What is good teamwork in your opinion?

Reliability is very important. Both when it comes to doing the legwork for each other and together achieving good results as well as being there for each other, if something does not work out. You have to be able to rely on each other. This ensures good mutual trust, something, which is very important to me.

How do you experience Mercedes-Benz as an employer?

I wake up in the morning and look forward to my work. For me, Mercedes-Benz is a very good employer that won me over even during my holiday job. Everything is very informal with my trainee group as well as with the forepersons and training supervisors. At the same time, I appreciate the opportunities that Mercedes-Benz is offering me and that I am very well supported.

Keyword: Advancement of women: You have appeared at trade fairs and schools for Mercedes-Benz to help win over others to a traineeship. Do you see yourself as an ambassador for STEM careers?

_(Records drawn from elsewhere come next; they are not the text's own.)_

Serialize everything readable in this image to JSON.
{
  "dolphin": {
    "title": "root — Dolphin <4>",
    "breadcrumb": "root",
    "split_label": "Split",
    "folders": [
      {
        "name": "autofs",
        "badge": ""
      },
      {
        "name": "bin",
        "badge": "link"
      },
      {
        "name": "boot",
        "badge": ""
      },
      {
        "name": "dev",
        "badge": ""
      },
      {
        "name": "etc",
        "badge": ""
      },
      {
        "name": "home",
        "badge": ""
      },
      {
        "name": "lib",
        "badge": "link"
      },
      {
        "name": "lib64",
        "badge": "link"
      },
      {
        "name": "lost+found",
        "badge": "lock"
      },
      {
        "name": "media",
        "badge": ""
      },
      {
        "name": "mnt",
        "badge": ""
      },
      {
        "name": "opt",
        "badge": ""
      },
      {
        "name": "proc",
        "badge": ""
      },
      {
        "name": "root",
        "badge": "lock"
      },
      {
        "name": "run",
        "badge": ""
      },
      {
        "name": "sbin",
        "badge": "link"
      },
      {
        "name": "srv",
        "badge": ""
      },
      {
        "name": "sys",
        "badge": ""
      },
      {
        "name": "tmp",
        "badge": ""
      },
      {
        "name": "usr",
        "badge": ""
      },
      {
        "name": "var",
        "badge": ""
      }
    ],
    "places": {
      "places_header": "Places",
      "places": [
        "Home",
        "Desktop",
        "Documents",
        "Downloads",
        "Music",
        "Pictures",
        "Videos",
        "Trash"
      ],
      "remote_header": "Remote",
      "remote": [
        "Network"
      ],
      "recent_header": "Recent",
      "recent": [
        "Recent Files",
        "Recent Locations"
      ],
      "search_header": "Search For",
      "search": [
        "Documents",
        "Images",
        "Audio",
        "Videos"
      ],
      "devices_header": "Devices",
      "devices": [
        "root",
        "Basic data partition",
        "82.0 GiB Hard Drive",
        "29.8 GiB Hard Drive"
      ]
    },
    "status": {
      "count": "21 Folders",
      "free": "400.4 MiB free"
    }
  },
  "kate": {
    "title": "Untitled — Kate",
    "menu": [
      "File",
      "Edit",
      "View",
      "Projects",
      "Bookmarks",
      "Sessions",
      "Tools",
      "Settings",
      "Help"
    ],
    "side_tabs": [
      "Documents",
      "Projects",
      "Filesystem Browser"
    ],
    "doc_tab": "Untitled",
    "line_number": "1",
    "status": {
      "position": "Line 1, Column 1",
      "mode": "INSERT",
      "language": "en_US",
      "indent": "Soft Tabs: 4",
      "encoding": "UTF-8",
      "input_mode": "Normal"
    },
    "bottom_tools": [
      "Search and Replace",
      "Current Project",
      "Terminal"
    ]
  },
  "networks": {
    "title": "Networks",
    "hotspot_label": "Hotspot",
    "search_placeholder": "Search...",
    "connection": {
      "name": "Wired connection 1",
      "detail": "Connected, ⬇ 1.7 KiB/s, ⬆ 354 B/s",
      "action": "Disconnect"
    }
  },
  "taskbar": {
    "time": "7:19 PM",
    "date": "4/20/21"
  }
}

I do, because as a woman I directly address the female target group. For example, I was recently at a fair where I said that I was initially worried about choosing a technical career, as I thought I would physically not be able to do it. But I work much more with my head than with my body. When I asked my audience at the end, whether what I said made a difference, a girl came to me and said: 'That all sounded really exciting, I am now interested in this area. I always thought that the career would be very physically demanding.' I am delighted to be able to win over girls to a STEM career. I notice that there is a big difference between how people imagine such careers and how the job actually is like in reality. The profession of a mechatronic engineer is still dominated by men, but the number of women is constantly increasing. This is great!

Nidya's most important role model is her father, who is a qualified motor vehicle mechanic and has worked at Mercedes-Benz for over 35 years. Over the years, he has been involved in start-ups worldwide related to the topics of trim and chassis for several model series in Production. When the shift schedule allows it, they travel to work together from Bremen-Borgfeld to the Bremen plant, as they live only five minutes away from each other. Nidya Yilmaz (22), whose first name means 'the one who is gracious' in Indonesian, got her name due to a deployment of her father in Indonesia. In addition to English, she can also read in Arabic and has been learning Turkish for two years. When she began her language course, she did not know that she would meet her now-husband during a holiday job in the Bremen plant, who also speaks Turkish. To her great delight, her foreperson drove her to her wedding in an S-Class. When she is not planning her next trip to Indonesia or meeting up with family and friends, she loves playing football.